In no way am I suggesting the disregard of personal protective equipment or other safety measures, but we must move beyond the stigma and fear to offer healing ministry where sickness is found, right in the physical space of people’s lives.

Jesus loved with proximity those with a contagious disease. He often healed by spoken word, but in Matthew 8 he chose touch.

Even when restrictions are essential to containing a disease like Ebola, patients need the support and presence of others.

Human contact, even when wearing protective suits, cannot happen from a distance and should not be undervalued.

I must be quick to admit that such a ministry would be personally challenging, frightening even.

There is, however, a long history of the church responding in this compassionate manner.

As recorded by Rodney Stark in his book, “The Triumph of Christianity,” in the third century Bishop Dionysius of Alexandria wrote a pastoral letter to members, who were offering care amid a devastating plague.

“Most of our brothers showed unbounded love and loyalty, never sparing themselves and thinking only of one another. Heedless of danger, they took charge of the sick, attending to their every need and ministering to them in Christ,” Dionysius reported.

Stark believes that the medical care provided by Christians to those infected reduced overall mortality by as much as two-thirds.

Building upon Jesus’ example and the historical example of Christians sacrificially offering health care amid outbreaks, the church today could compellingly respond to the Ebola crisis in the following ways:

1. Regularly pray for individuals infected with Ebola and those seeking to help them.

Though the exact number of those infected is unknown, the lives impacted via relational and economic impact are likely in the hundreds of thousands.

The All Africa Baptist Fellowship, one of the six regions of the Baptist World Alliance, has specifically asked for churches to set aside Sunday, Oct. 12, as a day of prayer related to Ebola.

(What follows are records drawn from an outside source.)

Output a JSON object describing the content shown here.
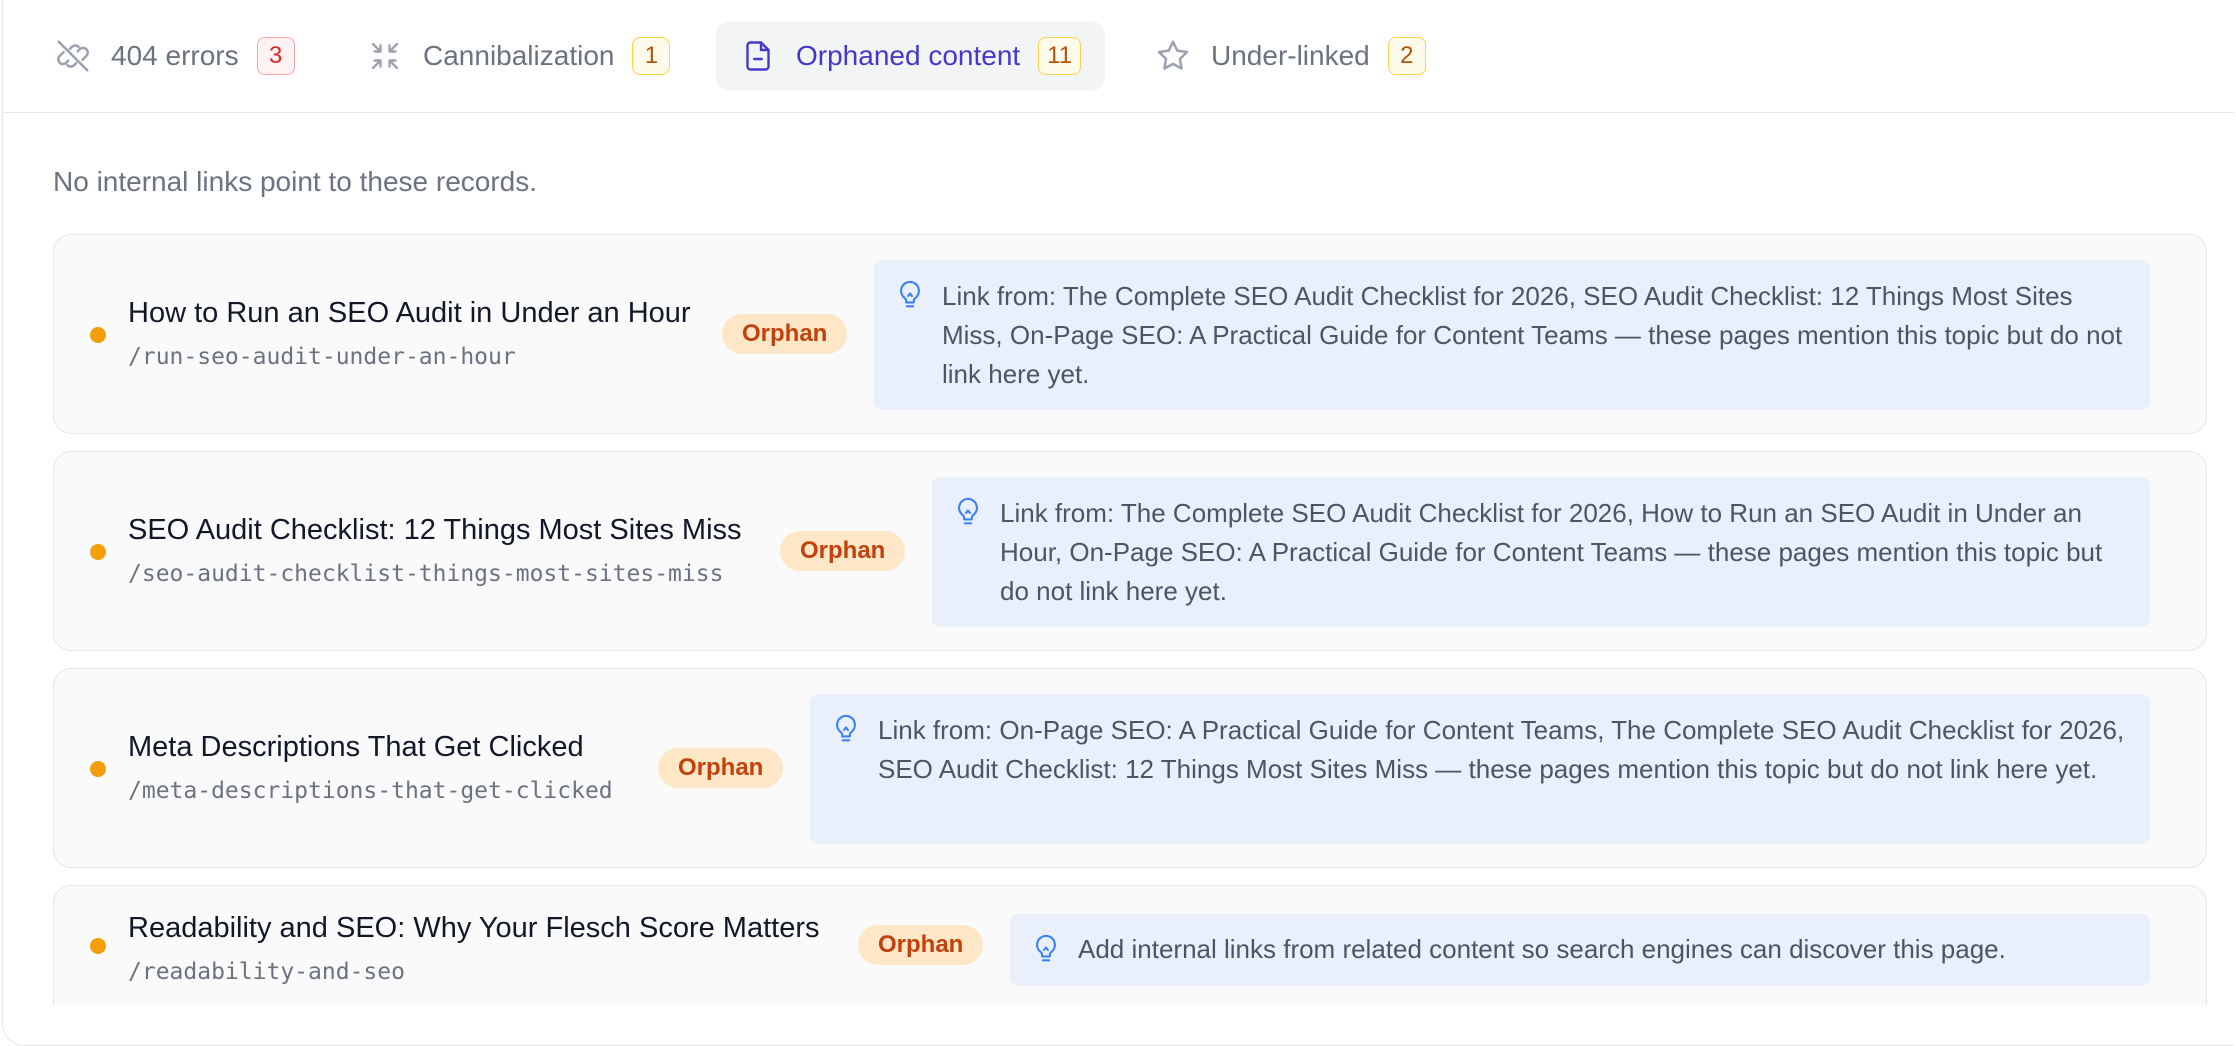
{
  "tabs": [
    {
      "label": "404 errors",
      "count": "3",
      "icon": "broken-link-icon"
    },
    {
      "label": "Cannibalization",
      "count": "1",
      "icon": "collapse-arrows-icon"
    },
    {
      "label": "Orphaned content",
      "count": "11",
      "icon": "document-icon"
    },
    {
      "label": "Under-linked",
      "count": "2",
      "icon": "star-icon"
    }
  ],
  "active_tab": "Orphaned content",
  "subtitle": "No internal links point to these records.",
  "rows": [
    {
      "title": "How to Run an SEO Audit in Under an Hour",
      "slug": "/run-seo-audit-under-an-hour",
      "badge": "Orphan",
      "hint": "Link from: The Complete SEO Audit Checklist for 2026, SEO Audit Checklist: 12 Things Most Sites Miss, On-Page SEO: A Practical Guide for Content Teams — these pages mention this topic but do not link here yet."
    },
    {
      "title": "SEO Audit Checklist: 12 Things Most Sites Miss",
      "slug": "/seo-audit-checklist-things-most-sites-miss",
      "badge": "Orphan",
      "hint": "Link from: The Complete SEO Audit Checklist for 2026, How to Run an SEO Audit in Under an Hour, On-Page SEO: A Practical Guide for Content Teams — these pages mention this topic but do not link here yet."
    },
    {
      "title": "Meta Descriptions That Get Clicked",
      "slug": "/meta-descriptions-that-get-clicked",
      "badge": "Orphan",
      "hint": "Link from: On-Page SEO: A Practical Guide for Content Teams, The Complete SEO Audit Checklist for 2026, SEO Audit Checklist: 12 Things Most Sites Miss — these pages mention this topic but do not link here yet."
    },
    {
      "title": "Readability and SEO: Why Your Flesch Score Matters",
      "slug": "/readability-and-seo",
      "badge": "Orphan",
      "hint": "Add internal links from related content so search engines can discover this page."
    }
  ],
  "colors": {
    "accent": "#4338ca",
    "orphan_dot": "#f59e0b",
    "badge_bg": "#fde7c7",
    "badge_text": "#c2410c",
    "hint_bg": "#eaf0fb",
    "hint_icon": "#3b82f6",
    "error_count": "#dc2626",
    "warning_count": "#b45309"
  }
}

This call for prayer has been further endorsed and echoed by the American Baptist Churches USA and the North American Baptist Fellowship. has compiled local footage from the Ebola crisis in Liberia that can be used as part of a day of prayer.

One video focuses on Ebola treatment and Liberia Baptist relief efforts; the other provides insight into Ebola’s impact on daily life.

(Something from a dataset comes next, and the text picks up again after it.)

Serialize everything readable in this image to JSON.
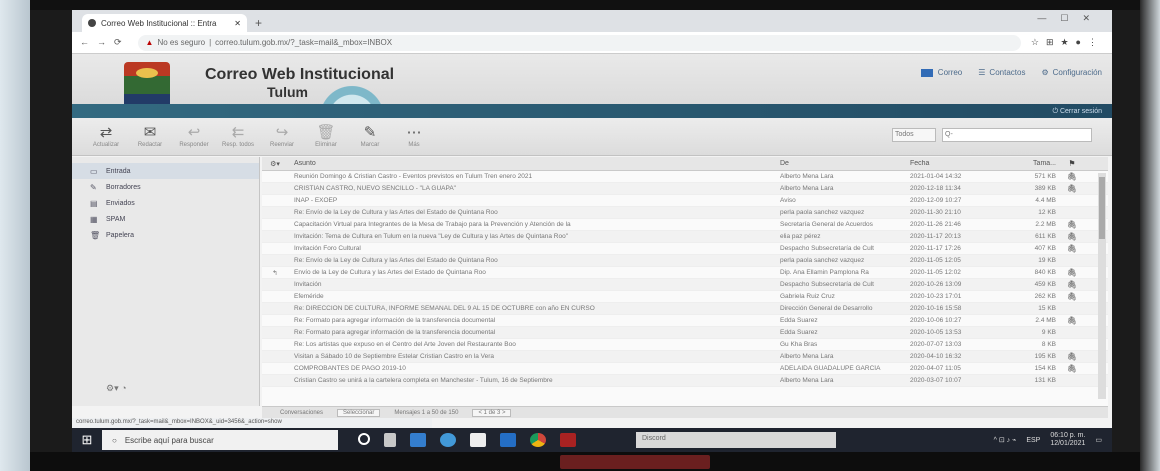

2. Speak calm and truth in an environment prone to hysteria and misinformation.

Within the U.S., there will likely be an uptick in news coverage as individuals are being watched for Ebola symptoms. 

While precautions are warranted, Christians must avoid responding out of alarm, fear or misinformation.

An outbreak of Ebola in the U.S. remains unlikely and pertinent facts are readily available.

3. Support those offering medical care to the infected.

As an interconnected family, Christians should share equal concern for those already living in the terror of a devastating outbreak and those seeking to respond with care and compassion at great personal risk.

They deserve the best support that can be offered via prayer, logistical support and an influx of medical supplies and personal protection equipment.

4. Strengthen health care systems, especially those in the affected countries.

One of the reasons this particular outbreak has been so damaging has been a lack of medical supplies, adequate health care systems and trained personnel in the affected areas.

Immediate response is critical, but a long-term solution strengthening local training and health care systems is also needed.

5. Contribute to churches, ministries and other organizations already addressing the Ebola crisis in West Africa.

A number of agencies have responded, and it is essential that our response to the Ebola virus wracking the lives of thousands of individuals include both prayer and ministerial action.

Elijah Brown is the director of the Freedom Center and associate professor of missions at East Texas Baptist University (ETBU) in Marshall, Texas, where he also serves as a faculty in residence. A longer version of this article first appeared on ETBU’s blog, The Intersection, and is used with permission. You can follow him on Twitter @ElijahMBrown.

Share This